This is the kind of surprise I love to find!

Xelcome O Nightly

Source Material - Firefox Launch Page

This one is showing a much milder effect from when I was first testing out breaking the glyph rasterizer. What's cool about this one is that it vaguely preserves english text so I could actually browse the internet like this. Somehow the changes I was making mostly just were adding random accents.

I really like this one because it's a little friendly hello from Firefox, who seems to be unaware of how wrong things have gone.

Strong "Start Wandows Ngrmadly" vibes.

I Have No Glyphs But I Must Scream

Source Material - Firefox Launch Page

Oops, too far!

Great contrast between this one and the previous one! Our little friendly hello has been replaced with the shrieking of a dial-up modem.

Otherwise, not the best effect. We're in "pure noise" territory.

Fellow Humanity, Purchase A Ware

Source Material - Feedly Signup Promotional Page

There's something deeply surreal and wrong about highly structured pages with detail-drained images and destroyed text. Like an alien or monster is badly mimicking what they saw and trying to lure you in.


A Very Normal Browser

Source Material - Ars Technica
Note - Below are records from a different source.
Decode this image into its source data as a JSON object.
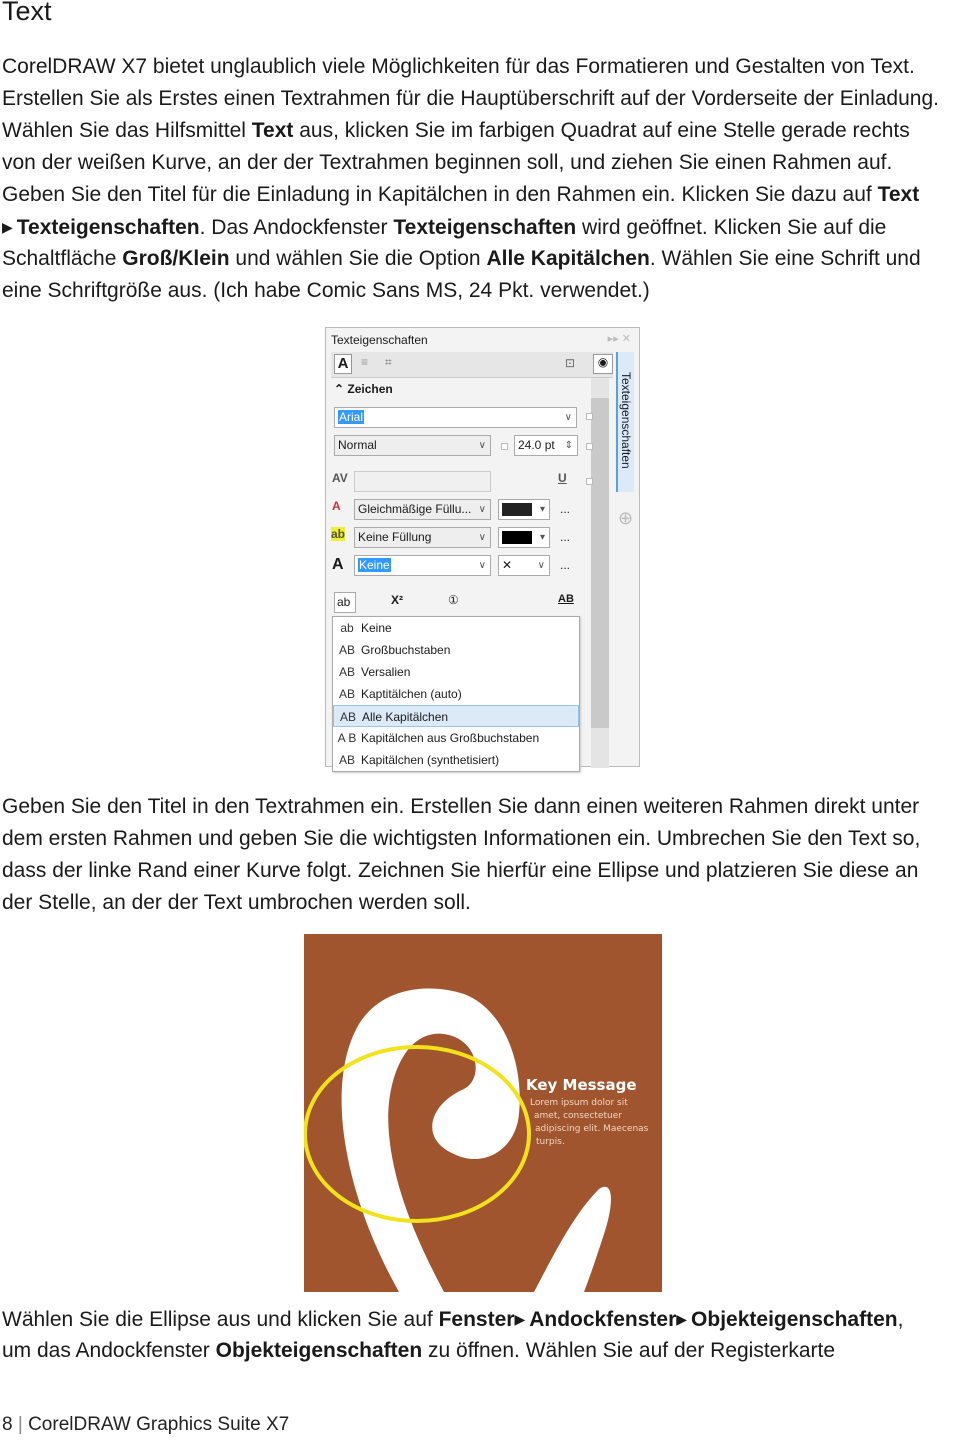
{
  "heading": "Text",
  "paragraphs": [
    [
      [
        {
          "t": "CorelDRAW X7 bietet unglaublich viele Möglichkeiten für das Formatieren und Gestalten von Text."
        }
      ],
      [
        {
          "t": "Erstellen Sie als Erstes einen Textrahmen für die Hauptüberschrift auf der Vorderseite der Einladung."
        }
      ],
      [
        {
          "t": "Wählen Sie das Hilfsmittel "
        },
        {
          "t": "Text",
          "b": true
        },
        {
          "t": " aus, klicken Sie im farbigen Quadrat auf eine Stelle gerade rechts"
        }
      ],
      [
        {
          "t": "von der weißen Kurve, an der der Textrahmen beginnen soll, und ziehen Sie einen Rahmen auf."
        }
      ],
      [
        {
          "t": "Geben Sie den Titel für die Einladung in Kapitälchen in den Rahmen ein. Klicken Sie dazu auf "
        },
        {
          "t": "Text",
          "b": true
        }
      ],
      [
        {
          "t": "▶",
          "a": true
        },
        {
          "t": "Texteigenschaften",
          "b": true
        },
        {
          "t": ". Das Andockfenster "
        },
        {
          "t": "Texteigenschaften",
          "b": true
        },
        {
          "t": " wird geöffnet. Klicken Sie auf die"
        }
      ],
      [
        {
          "t": "Schaltfläche "
        },
        {
          "t": "Groß/Klein",
          "b": true
        },
        {
          "t": " und wählen Sie die Option "
        },
        {
          "t": "Alle Kapitälchen",
          "b": true
        },
        {
          "t": ". Wählen Sie eine Schrift und"
        }
      ],
      [
        {
          "t": "eine Schriftgröße aus. (Ich habe Comic Sans MS, 24 Pkt. verwendet.)"
        }
      ]
    ],
    [
      [
        {
          "t": "Geben Sie den Titel in den Textrahmen ein. Erstellen Sie dann einen weiteren Rahmen direkt unter"
        }
      ],
      [
        {
          "t": "dem ersten Rahmen und geben Sie die wichtigsten Informationen ein. Umbrechen Sie den Text so,"
        }
      ],
      [
        {
          "t": "dass der linke Rand einer Kurve folgt. Zeichnen Sie hierfür eine Ellipse und platzieren Sie diese an"
        }
      ],
      [
        {
          "t": "der Stelle, an der der Text umbrochen werden soll."
        }
      ]
    ],
    [
      [
        {
          "t": "Wählen Sie die Ellipse aus und klicken Sie auf "
        },
        {
          "t": "Fenster",
          "b": true
        },
        {
          "t": "▶",
          "a": true
        },
        {
          "t": "Andockfenster",
          "b": true
        },
        {
          "t": "▶",
          "a": true
        },
        {
          "t": "Objekteigenschaften",
          "b": true
        },
        {
          "t": ","
        }
      ],
      [
        {
          "t": "um das Andockfenster "
        },
        {
          "t": "Objekteigenschaften",
          "b": true
        },
        {
          "t": " zu öffnen. Wählen Sie auf der Registerkarte"
        }
      ]
    ]
  ],
  "panel": {
    "title": "Texteigenschaften",
    "side_tab": "Texteigenschaften",
    "section": "Zeichen",
    "font": "Arial",
    "style": "Normal",
    "size": "24.0 pt",
    "fill": "Gleichmäßige Füllu...",
    "background_fill": "Keine Füllung",
    "outline": "Keine",
    "more": "...",
    "case_button": "ab",
    "menu": [
      {
        "icon": "ab",
        "label": "Keine"
      },
      {
        "icon": "AB",
        "label": "Großbuchstaben"
      },
      {
        "icon": "AB",
        "label": "Versalien"
      },
      {
        "icon": "AB",
        "label": "Kaptitälchen (auto)"
      },
      {
        "icon": "AB",
        "label": "Alle Kapitälchen",
        "selected": true
      },
      {
        "icon": "A B",
        "label": "Kapitälchen aus Großbuchstaben"
      },
      {
        "icon": "AB",
        "label": "Kapitälchen (synthetisiert)"
      }
    ]
  },
  "illustration": {
    "title": "Key Message",
    "body": [
      "Lorem ipsum dolor sit",
      "amet, consectetuer",
      "adipiscing elit. Maecenas",
      "turpis."
    ],
    "background": "#a0552f",
    "ellipse_color": "#f2e21a"
  },
  "footer": {
    "page": "8",
    "separator": "|",
    "title": "CorelDRAW Graphics Suite X7"
  }
}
This was my first experiment in corrupting Firefox's rendering, included for fun. There isn't really any coherent theme or style. All the effects are kinda whatever. It's just a bunch of little random changes at different levels in the pipeline, on a page with some text and images.

My favourite part is that you can clearly see that macos drew its own versions of the window close/minimize/maximize buttons on top of the disaster versions we drew. Apple will rest at nothing to uphold the integrity of its branding and iconography.

Corrupting the Display List

WebRender lives in a separate (logical) process from the one each webpage lives in (for various reasons). As a result, when a webpage thinks it's ready to draw another frame, it needs to serialize a description of the page and send it over IPC. This description is the WebRender Display List (WRDL), a list of high-level-ish drawing commands like "make a blue rectangle here", "draw this glyph here", and "apply these transforms and filters".

This is one of the parts of WebRender I'm most familiar and comfortable with, so it was natural for me to start here. A lot of the effects you see are very "display-list scale" as a result. For instance, the duplicated, wobbly, color-changed text is something very easy to do at this level.

As discussed in my big rant about "structure", these kinds of changes are pretty underwhelming, which is why I quickly moved to a different approach.